**Your task**
Verbatim copy, images excluded: write out each record shown below.

**The records**

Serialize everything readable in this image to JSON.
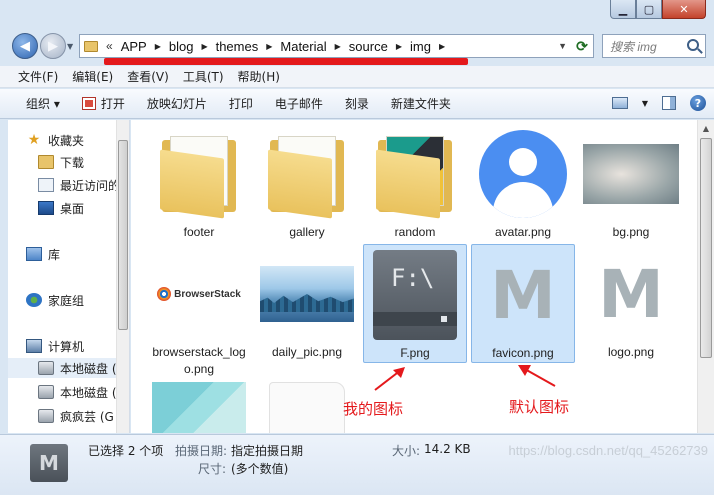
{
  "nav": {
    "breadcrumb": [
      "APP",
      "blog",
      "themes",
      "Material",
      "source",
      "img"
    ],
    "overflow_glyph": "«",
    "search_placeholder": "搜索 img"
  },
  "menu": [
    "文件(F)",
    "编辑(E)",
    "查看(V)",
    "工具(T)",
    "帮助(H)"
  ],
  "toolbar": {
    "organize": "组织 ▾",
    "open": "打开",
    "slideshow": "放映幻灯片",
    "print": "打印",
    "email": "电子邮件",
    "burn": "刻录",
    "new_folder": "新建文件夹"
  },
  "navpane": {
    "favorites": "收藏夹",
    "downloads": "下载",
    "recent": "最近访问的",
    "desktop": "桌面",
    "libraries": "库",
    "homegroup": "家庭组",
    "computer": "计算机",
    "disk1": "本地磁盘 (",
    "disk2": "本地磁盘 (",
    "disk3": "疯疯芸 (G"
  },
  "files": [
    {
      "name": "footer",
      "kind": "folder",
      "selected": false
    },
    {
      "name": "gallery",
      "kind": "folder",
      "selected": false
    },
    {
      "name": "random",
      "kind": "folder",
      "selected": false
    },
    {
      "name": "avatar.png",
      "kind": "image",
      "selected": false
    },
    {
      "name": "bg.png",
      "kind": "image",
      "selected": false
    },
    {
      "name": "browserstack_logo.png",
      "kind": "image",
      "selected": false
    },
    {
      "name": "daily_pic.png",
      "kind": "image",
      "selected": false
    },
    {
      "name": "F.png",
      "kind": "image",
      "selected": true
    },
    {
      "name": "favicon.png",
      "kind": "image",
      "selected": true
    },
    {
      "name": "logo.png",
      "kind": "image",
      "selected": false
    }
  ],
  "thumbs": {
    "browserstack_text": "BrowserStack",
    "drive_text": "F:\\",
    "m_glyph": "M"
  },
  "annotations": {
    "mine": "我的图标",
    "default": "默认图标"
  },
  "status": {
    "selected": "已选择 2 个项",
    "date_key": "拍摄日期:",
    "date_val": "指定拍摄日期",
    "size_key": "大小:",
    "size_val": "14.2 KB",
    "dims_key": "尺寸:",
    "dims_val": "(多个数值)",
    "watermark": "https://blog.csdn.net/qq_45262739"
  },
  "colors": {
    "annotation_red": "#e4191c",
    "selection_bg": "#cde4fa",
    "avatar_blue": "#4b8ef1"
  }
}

**Solution to this exercise**
Serialize everything readable in this image to JSON.
{
  "nav": {
    "breadcrumb": [
      "APP",
      "blog",
      "themes",
      "Material",
      "source",
      "img"
    ],
    "overflow_glyph": "«",
    "search_placeholder": "搜索 img"
  },
  "menu": [
    "文件(F)",
    "编辑(E)",
    "查看(V)",
    "工具(T)",
    "帮助(H)"
  ],
  "toolbar": {
    "organize": "组织 ▾",
    "open": "打开",
    "slideshow": "放映幻灯片",
    "print": "打印",
    "email": "电子邮件",
    "burn": "刻录",
    "new_folder": "新建文件夹"
  },
  "navpane": {
    "favorites": "收藏夹",
    "downloads": "下载",
    "recent": "最近访问的",
    "desktop": "桌面",
    "libraries": "库",
    "homegroup": "家庭组",
    "computer": "计算机",
    "disk1": "本地磁盘 (",
    "disk2": "本地磁盘 (",
    "disk3": "疯疯芸 (G"
  },
  "files": [
    {
      "name": "footer",
      "kind": "folder",
      "selected": false
    },
    {
      "name": "gallery",
      "kind": "folder",
      "selected": false
    },
    {
      "name": "random",
      "kind": "folder",
      "selected": false
    },
    {
      "name": "avatar.png",
      "kind": "image",
      "selected": false
    },
    {
      "name": "bg.png",
      "kind": "image",
      "selected": false
    },
    {
      "name": "browserstack_logo.png",
      "kind": "image",
      "selected": false
    },
    {
      "name": "daily_pic.png",
      "kind": "image",
      "selected": false
    },
    {
      "name": "F.png",
      "kind": "image",
      "selected": true
    },
    {
      "name": "favicon.png",
      "kind": "image",
      "selected": true
    },
    {
      "name": "logo.png",
      "kind": "image",
      "selected": false
    }
  ],
  "thumbs": {
    "browserstack_text": "BrowserStack",
    "drive_text": "F:\\",
    "m_glyph": "M"
  },
  "annotations": {
    "mine": "我的图标",
    "default": "默认图标"
  },
  "status": {
    "selected": "已选择 2 个项",
    "date_key": "拍摄日期:",
    "date_val": "指定拍摄日期",
    "size_key": "大小:",
    "size_val": "14.2 KB",
    "dims_key": "尺寸:",
    "dims_val": "(多个数值)",
    "watermark": "https://blog.csdn.net/qq_45262739"
  },
  "colors": {
    "annotation_red": "#e4191c",
    "selection_bg": "#cde4fa",
    "avatar_blue": "#4b8ef1"
  }
}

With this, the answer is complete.